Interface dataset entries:
________________

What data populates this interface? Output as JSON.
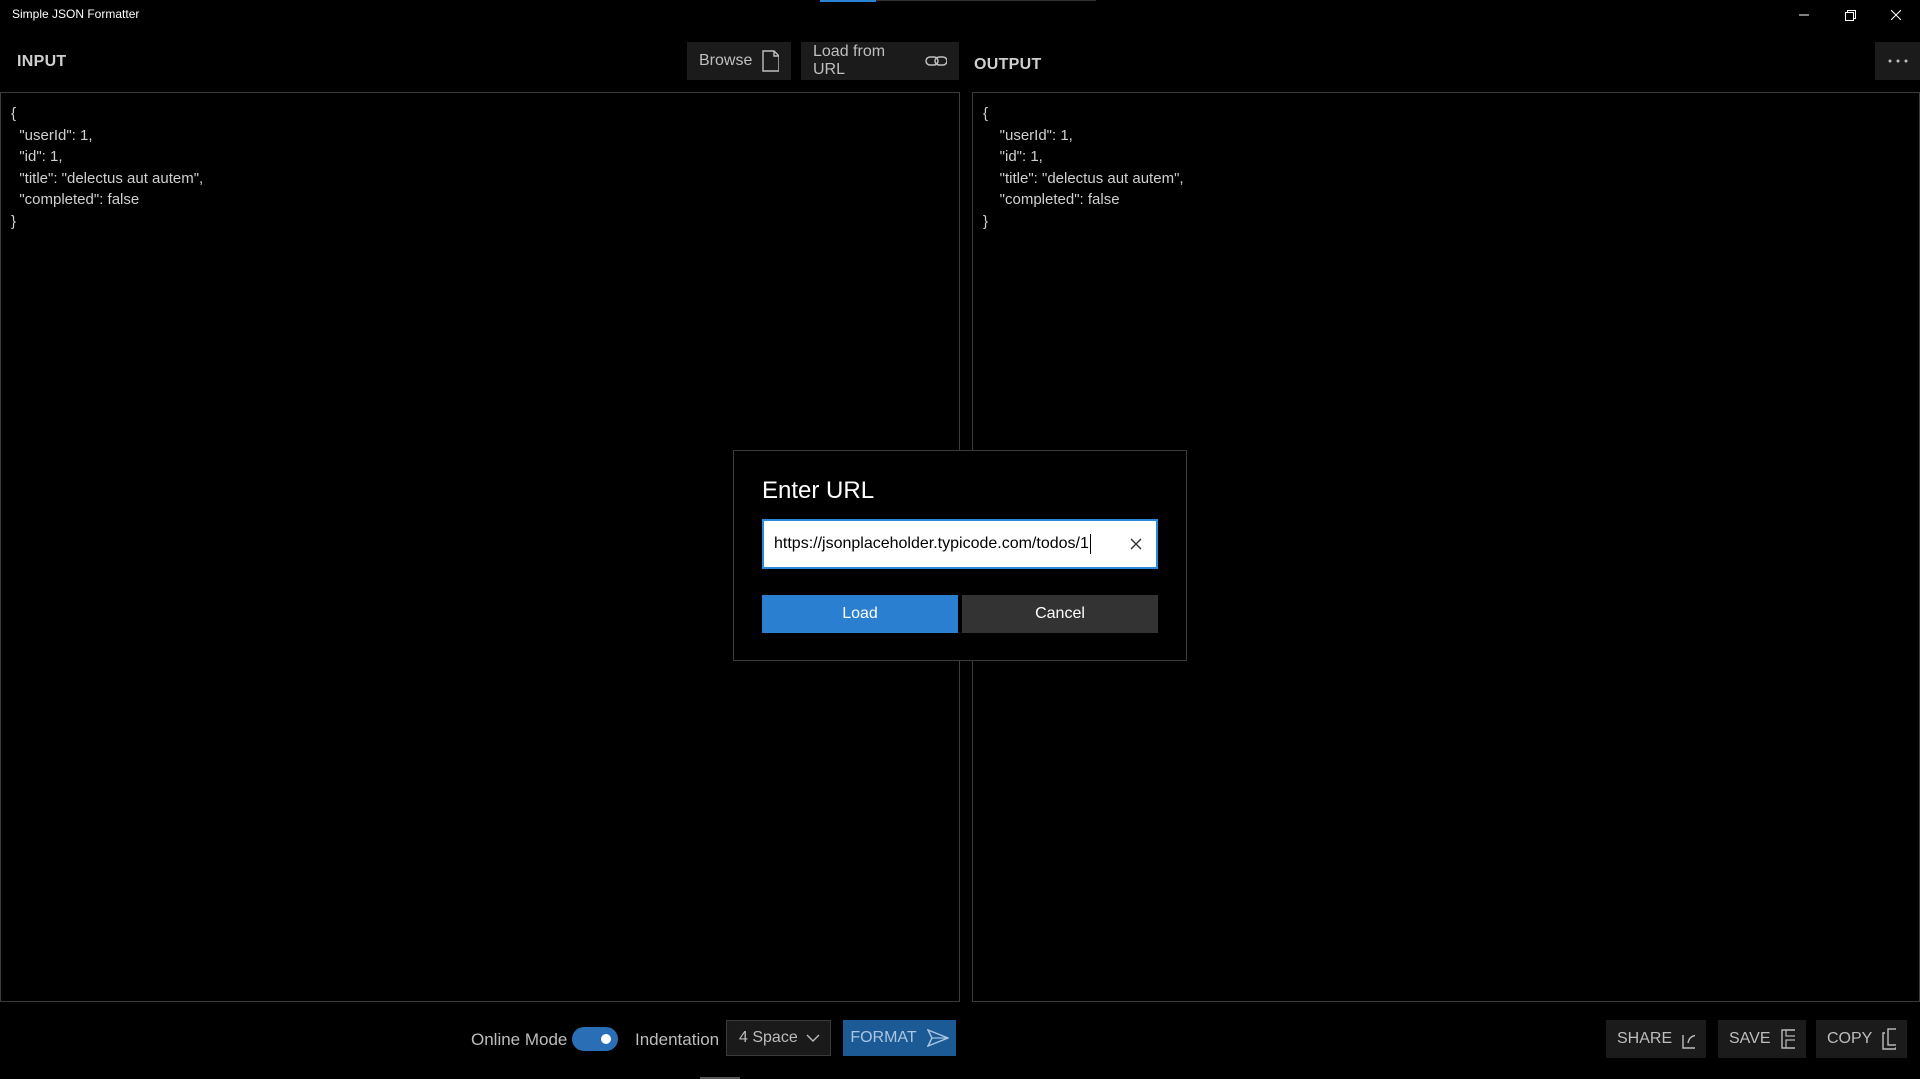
{
  "window": {
    "title": "Simple JSON Formatter"
  },
  "input": {
    "label": "INPUT",
    "browse_label": "Browse",
    "load_url_label": "Load from URL",
    "lines": [
      "{",
      "  \"userId\": 1,",
      "  \"id\": 1,",
      "  \"title\": \"delectus aut autem\",",
      "  \"completed\": false",
      "}"
    ]
  },
  "output": {
    "label": "OUTPUT",
    "lines": [
      "{",
      "    \"userId\": 1,",
      "    \"id\": 1,",
      "    \"title\": \"delectus aut autem\",",
      "    \"completed\": false",
      "}"
    ]
  },
  "bottom": {
    "online_mode_label": "Online Mode",
    "online_mode_on": true,
    "indentation_label": "Indentation",
    "indentation_value": "4 Space",
    "format_label": "FORMAT",
    "share_label": "SHARE",
    "save_label": "SAVE",
    "copy_label": "COPY"
  },
  "dialog": {
    "title": "Enter URL",
    "url_value": "https://jsonplaceholder.typicode.com/todos/1",
    "load_label": "Load",
    "cancel_label": "Cancel"
  },
  "colors": {
    "accent": "#2a7fd0",
    "background": "#000000",
    "panel_button": "#1b1b1b"
  }
}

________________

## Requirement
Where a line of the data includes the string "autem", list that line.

## Task solution
      "  \"title\": \"delectus aut autem\",",
      "    \"title\": \"delectus aut autem\",",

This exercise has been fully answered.